### Required work
Please find the lines in the following records that hold "Layers", and copy them.

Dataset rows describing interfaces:
☆ ☆ ☆

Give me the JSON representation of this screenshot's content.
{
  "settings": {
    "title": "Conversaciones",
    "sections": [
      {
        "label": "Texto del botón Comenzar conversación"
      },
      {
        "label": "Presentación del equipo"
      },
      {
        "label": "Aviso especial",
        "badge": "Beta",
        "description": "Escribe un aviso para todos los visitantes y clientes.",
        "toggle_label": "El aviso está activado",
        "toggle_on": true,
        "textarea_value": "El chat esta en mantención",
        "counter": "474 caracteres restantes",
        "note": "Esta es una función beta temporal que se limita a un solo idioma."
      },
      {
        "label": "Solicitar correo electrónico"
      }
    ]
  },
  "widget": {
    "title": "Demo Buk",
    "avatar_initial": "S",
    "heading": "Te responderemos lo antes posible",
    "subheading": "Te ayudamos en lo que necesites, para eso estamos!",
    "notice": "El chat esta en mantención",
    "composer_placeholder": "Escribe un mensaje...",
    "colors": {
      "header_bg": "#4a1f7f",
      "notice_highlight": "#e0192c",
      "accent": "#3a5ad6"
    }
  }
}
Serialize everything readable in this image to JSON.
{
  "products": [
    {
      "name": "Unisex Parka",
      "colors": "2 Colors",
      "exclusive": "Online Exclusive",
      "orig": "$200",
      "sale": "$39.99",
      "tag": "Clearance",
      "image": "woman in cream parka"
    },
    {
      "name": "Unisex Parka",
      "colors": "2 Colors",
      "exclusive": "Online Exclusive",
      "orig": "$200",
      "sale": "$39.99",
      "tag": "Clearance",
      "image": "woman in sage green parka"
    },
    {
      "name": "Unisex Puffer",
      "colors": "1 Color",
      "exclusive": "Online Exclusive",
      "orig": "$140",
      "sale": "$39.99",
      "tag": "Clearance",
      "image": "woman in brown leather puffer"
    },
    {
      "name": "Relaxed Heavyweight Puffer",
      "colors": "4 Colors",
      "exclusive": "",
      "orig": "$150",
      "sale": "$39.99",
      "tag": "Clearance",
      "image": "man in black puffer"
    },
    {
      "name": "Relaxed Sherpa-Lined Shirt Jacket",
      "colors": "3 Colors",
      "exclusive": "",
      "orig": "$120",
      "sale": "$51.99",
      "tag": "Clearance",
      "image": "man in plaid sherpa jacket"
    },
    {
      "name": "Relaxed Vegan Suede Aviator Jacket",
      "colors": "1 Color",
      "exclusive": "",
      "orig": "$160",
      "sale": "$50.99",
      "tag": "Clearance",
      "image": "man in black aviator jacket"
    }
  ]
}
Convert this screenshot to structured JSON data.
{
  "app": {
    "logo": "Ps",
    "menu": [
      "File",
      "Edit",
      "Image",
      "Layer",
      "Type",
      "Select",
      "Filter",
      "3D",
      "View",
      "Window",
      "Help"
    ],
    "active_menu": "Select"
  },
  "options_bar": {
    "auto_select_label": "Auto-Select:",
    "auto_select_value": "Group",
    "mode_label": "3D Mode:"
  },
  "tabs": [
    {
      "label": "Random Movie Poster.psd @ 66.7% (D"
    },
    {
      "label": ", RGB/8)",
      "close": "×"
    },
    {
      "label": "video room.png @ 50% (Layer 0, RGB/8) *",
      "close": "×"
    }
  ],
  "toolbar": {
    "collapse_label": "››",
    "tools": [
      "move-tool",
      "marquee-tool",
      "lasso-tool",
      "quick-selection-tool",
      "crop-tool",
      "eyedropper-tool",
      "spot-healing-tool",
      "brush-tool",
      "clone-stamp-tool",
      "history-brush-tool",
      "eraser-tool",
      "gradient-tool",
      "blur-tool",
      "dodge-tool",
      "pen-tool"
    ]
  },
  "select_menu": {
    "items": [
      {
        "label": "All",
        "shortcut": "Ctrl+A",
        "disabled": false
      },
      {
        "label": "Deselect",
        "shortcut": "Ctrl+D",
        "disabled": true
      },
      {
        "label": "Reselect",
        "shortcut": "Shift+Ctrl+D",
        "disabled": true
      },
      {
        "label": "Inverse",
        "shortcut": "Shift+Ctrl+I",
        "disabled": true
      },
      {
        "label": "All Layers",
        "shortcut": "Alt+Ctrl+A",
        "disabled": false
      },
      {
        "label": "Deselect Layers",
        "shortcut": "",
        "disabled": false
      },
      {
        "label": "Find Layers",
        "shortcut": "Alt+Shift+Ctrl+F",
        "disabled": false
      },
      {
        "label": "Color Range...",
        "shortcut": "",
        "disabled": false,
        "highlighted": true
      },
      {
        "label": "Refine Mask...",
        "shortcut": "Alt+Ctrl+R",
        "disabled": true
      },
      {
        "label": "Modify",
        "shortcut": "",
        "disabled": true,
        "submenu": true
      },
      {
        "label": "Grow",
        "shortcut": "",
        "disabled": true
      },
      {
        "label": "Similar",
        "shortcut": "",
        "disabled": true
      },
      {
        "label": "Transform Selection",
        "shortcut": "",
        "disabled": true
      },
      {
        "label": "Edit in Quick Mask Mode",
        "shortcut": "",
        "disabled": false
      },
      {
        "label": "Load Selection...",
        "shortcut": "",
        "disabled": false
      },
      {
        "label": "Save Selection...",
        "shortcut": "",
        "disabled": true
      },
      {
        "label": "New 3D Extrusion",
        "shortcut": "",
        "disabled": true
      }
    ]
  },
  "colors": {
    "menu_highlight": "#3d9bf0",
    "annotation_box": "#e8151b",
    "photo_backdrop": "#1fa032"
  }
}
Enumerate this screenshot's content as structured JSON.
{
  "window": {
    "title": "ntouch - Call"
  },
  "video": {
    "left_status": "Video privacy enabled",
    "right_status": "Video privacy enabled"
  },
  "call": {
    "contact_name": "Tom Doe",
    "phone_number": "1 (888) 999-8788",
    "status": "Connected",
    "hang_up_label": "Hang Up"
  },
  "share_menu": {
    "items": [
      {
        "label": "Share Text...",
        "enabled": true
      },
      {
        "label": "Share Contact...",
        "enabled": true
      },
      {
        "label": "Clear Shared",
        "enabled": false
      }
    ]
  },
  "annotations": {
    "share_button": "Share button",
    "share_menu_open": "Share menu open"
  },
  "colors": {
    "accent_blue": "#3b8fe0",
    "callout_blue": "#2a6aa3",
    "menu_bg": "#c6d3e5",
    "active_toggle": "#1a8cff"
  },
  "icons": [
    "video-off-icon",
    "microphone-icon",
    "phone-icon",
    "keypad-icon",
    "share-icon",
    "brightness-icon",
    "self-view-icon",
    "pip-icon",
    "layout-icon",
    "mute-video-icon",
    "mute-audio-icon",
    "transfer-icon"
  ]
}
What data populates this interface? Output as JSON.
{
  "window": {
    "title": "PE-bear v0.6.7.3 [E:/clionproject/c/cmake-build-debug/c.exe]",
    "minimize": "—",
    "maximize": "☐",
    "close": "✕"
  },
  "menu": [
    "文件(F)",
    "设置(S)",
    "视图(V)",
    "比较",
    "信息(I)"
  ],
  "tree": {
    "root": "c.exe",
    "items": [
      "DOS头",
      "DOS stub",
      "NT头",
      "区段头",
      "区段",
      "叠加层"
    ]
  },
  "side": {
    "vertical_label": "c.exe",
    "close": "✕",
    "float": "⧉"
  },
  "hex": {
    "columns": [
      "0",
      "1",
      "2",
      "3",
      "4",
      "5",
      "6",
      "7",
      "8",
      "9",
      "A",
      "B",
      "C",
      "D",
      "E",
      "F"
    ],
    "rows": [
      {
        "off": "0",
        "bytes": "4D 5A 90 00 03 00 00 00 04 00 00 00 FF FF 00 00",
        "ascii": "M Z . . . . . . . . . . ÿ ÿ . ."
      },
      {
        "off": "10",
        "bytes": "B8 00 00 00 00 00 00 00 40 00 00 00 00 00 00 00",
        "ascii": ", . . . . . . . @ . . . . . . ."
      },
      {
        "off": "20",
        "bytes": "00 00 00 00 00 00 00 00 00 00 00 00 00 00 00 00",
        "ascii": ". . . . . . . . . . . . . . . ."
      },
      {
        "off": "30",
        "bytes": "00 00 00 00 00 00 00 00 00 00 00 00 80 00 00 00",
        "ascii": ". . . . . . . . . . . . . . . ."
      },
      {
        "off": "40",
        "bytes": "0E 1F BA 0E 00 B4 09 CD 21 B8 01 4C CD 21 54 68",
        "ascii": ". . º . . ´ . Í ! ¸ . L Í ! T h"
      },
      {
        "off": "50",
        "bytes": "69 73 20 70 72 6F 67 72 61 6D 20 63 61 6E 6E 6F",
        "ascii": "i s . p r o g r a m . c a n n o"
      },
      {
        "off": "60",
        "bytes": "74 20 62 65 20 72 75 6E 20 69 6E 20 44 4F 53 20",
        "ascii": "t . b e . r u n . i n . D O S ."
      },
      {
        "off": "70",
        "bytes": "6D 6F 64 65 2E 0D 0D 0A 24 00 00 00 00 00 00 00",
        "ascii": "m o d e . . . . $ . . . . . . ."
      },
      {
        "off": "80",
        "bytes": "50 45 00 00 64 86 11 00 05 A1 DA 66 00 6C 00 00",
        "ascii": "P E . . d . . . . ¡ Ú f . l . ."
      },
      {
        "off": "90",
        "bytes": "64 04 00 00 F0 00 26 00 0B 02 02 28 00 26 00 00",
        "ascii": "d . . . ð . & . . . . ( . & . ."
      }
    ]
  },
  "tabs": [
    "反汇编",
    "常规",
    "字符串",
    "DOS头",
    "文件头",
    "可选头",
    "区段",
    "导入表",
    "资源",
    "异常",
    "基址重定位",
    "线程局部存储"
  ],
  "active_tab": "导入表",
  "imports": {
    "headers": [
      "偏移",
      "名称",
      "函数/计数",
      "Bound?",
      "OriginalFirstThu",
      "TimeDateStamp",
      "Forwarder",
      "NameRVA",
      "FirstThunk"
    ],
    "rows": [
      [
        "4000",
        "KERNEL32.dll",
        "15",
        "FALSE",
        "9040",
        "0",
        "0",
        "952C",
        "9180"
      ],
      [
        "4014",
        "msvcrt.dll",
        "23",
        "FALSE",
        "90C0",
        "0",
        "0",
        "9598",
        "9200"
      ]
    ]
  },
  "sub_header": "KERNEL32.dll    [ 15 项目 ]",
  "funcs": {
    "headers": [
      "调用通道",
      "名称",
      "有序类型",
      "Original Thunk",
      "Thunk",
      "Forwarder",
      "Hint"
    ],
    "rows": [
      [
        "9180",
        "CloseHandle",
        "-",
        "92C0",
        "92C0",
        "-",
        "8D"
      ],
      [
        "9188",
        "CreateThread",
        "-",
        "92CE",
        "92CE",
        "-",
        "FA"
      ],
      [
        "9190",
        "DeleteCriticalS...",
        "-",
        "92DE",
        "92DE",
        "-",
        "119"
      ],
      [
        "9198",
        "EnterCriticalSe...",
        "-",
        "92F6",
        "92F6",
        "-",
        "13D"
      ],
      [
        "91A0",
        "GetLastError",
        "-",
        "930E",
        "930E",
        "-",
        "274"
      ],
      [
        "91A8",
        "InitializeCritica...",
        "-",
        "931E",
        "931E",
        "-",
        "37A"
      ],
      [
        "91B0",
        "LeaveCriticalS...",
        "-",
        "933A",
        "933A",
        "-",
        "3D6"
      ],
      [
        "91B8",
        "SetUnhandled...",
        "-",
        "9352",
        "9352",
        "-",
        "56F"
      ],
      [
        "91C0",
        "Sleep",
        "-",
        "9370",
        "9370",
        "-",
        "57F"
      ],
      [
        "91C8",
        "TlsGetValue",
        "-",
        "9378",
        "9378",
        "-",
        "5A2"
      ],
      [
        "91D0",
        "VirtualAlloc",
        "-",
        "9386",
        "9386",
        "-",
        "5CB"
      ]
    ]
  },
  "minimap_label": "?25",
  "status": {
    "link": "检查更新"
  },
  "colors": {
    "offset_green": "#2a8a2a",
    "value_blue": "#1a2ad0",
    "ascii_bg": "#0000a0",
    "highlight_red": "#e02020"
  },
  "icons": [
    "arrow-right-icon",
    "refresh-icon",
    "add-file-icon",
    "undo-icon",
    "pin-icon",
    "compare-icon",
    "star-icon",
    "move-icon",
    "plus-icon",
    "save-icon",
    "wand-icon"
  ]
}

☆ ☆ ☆

### Problem solution
        "label": "All Layers",
        "label": "Deselect Layers",
        "label": "Find Layers",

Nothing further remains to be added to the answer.